- **PROBLEM DESCRIPTION**
Copy all the lines below without altering anything.

┄┄┄┄┄┄┄┄┄┄

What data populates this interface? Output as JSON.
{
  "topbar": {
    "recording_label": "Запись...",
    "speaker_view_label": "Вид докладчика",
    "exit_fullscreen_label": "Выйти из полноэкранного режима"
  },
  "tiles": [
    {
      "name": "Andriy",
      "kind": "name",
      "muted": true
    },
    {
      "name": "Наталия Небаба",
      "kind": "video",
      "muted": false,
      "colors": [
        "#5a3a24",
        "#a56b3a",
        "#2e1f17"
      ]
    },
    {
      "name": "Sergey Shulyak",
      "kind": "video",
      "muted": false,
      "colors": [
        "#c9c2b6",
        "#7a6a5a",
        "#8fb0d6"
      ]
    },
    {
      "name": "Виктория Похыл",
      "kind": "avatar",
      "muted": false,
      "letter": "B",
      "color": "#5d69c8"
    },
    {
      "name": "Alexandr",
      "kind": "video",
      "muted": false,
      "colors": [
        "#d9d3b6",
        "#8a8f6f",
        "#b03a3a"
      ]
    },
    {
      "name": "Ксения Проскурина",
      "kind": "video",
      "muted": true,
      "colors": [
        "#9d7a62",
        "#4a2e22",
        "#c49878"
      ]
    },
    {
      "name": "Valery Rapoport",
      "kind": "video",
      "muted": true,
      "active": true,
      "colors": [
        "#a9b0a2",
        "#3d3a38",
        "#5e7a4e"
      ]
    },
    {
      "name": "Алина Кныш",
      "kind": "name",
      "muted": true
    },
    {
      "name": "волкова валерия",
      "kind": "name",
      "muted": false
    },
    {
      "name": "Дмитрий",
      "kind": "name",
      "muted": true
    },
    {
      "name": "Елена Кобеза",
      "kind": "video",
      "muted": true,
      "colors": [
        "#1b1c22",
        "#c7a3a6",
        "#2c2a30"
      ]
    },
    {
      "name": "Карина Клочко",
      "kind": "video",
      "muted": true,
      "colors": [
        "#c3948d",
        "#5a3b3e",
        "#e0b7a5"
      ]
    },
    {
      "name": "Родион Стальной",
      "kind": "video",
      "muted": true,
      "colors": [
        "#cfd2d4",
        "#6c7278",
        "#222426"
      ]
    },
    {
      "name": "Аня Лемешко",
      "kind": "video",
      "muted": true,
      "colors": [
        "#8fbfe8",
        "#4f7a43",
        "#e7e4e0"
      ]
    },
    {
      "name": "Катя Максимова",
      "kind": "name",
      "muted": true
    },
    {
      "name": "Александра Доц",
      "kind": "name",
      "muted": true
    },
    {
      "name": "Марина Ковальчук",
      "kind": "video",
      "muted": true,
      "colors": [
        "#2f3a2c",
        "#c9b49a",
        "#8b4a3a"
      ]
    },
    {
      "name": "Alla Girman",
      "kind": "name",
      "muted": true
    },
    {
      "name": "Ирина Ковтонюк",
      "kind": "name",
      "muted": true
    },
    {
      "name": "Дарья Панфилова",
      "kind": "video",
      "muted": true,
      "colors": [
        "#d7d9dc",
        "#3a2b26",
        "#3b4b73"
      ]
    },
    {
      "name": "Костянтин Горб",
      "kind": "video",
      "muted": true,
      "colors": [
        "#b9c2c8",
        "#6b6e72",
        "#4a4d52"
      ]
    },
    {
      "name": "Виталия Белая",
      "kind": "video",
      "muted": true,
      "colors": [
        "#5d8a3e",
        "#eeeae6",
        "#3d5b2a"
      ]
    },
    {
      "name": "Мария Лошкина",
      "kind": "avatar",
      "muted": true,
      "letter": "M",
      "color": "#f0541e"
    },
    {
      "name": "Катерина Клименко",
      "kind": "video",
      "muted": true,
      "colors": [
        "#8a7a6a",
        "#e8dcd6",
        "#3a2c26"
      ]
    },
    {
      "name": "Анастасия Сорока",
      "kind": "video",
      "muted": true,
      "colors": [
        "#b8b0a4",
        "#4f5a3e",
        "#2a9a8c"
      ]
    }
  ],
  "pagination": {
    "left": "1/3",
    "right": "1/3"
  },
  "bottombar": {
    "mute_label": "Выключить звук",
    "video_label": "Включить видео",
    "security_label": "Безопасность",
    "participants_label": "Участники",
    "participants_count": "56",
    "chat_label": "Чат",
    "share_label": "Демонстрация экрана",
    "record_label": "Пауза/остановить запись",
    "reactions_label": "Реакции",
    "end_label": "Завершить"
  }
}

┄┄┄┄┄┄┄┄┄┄

- **SOLVED EXERCISE**
What data populates this interface? Output as JSON.
{
  "topbar": {
    "recording_label": "Запись...",
    "speaker_view_label": "Вид докладчика",
    "exit_fullscreen_label": "Выйти из полноэкранного режима"
  },
  "tiles": [
    {
      "name": "Andriy",
      "kind": "name",
      "muted": true
    },
    {
      "name": "Наталия Небаба",
      "kind": "video",
      "muted": false,
      "colors": [
        "#5a3a24",
        "#a56b3a",
        "#2e1f17"
      ]
    },
    {
      "name": "Sergey Shulyak",
      "kind": "video",
      "muted": false,
      "colors": [
        "#c9c2b6",
        "#7a6a5a",
        "#8fb0d6"
      ]
    },
    {
      "name": "Виктория Похыл",
      "kind": "avatar",
      "muted": false,
      "letter": "B",
      "color": "#5d69c8"
    },
    {
      "name": "Alexandr",
      "kind": "video",
      "muted": false,
      "colors": [
        "#d9d3b6",
        "#8a8f6f",
        "#b03a3a"
      ]
    },
    {
      "name": "Ксения Проскурина",
      "kind": "video",
      "muted": true,
      "colors": [
        "#9d7a62",
        "#4a2e22",
        "#c49878"
      ]
    },
    {
      "name": "Valery Rapoport",
      "kind": "video",
      "muted": true,
      "active": true,
      "colors": [
        "#a9b0a2",
        "#3d3a38",
        "#5e7a4e"
      ]
    },
    {
      "name": "Алина Кныш",
      "kind": "name",
      "muted": true
    },
    {
      "name": "волкова валерия",
      "kind": "name",
      "muted": false
    },
    {
      "name": "Дмитрий",
      "kind": "name",
      "muted": true
    },
    {
      "name": "Елена Кобеза",
      "kind": "video",
      "muted": true,
      "colors": [
        "#1b1c22",
        "#c7a3a6",
        "#2c2a30"
      ]
    },
    {
      "name": "Карина Клочко",
      "kind": "video",
      "muted": true,
      "colors": [
        "#c3948d",
        "#5a3b3e",
        "#e0b7a5"
      ]
    },
    {
      "name": "Родион Стальной",
      "kind": "video",
      "muted": true,
      "colors": [
        "#cfd2d4",
        "#6c7278",
        "#222426"
      ]
    },
    {
      "name": "Аня Лемешко",
      "kind": "video",
      "muted": true,
      "colors": [
        "#8fbfe8",
        "#4f7a43",
        "#e7e4e0"
      ]
    },
    {
      "name": "Катя Максимова",
      "kind": "name",
      "muted": true
    },
    {
      "name": "Александра Доц",
      "kind": "name",
      "muted": true
    },
    {
      "name": "Марина Ковальчук",
      "kind": "video",
      "muted": true,
      "colors": [
        "#2f3a2c",
        "#c9b49a",
        "#8b4a3a"
      ]
    },
    {
      "name": "Alla Girman",
      "kind": "name",
      "muted": true
    },
    {
      "name": "Ирина Ковтонюк",
      "kind": "name",
      "muted": true
    },
    {
      "name": "Дарья Панфилова",
      "kind": "video",
      "muted": true,
      "colors": [
        "#d7d9dc",
        "#3a2b26",
        "#3b4b73"
      ]
    },
    {
      "name": "Костянтин Горб",
      "kind": "video",
      "muted": true,
      "colors": [
        "#b9c2c8",
        "#6b6e72",
        "#4a4d52"
      ]
    },
    {
      "name": "Виталия Белая",
      "kind": "video",
      "muted": true,
      "colors": [
        "#5d8a3e",
        "#eeeae6",
        "#3d5b2a"
      ]
    },
    {
      "name": "Мария Лошкина",
      "kind": "avatar",
      "muted": true,
      "letter": "M",
      "color": "#f0541e"
    },
    {
      "name": "Катерина Клименко",
      "kind": "video",
      "muted": true,
      "colors": [
        "#8a7a6a",
        "#e8dcd6",
        "#3a2c26"
      ]
    },
    {
      "name": "Анастасия Сорока",
      "kind": "video",
      "muted": true,
      "colors": [
        "#b8b0a4",
        "#4f5a3e",
        "#2a9a8c"
      ]
    }
  ],
  "pagination": {
    "left": "1/3",
    "right": "1/3"
  },
  "bottombar": {
    "mute_label": "Выключить звук",
    "video_label": "Включить видео",
    "security_label": "Безопасность",
    "participants_label": "Участники",
    "participants_count": "56",
    "chat_label": "Чат",
    "share_label": "Демонстрация экрана",
    "record_label": "Пауза/остановить запись",
    "reactions_label": "Реакции",
    "end_label": "Завершить"
  }
}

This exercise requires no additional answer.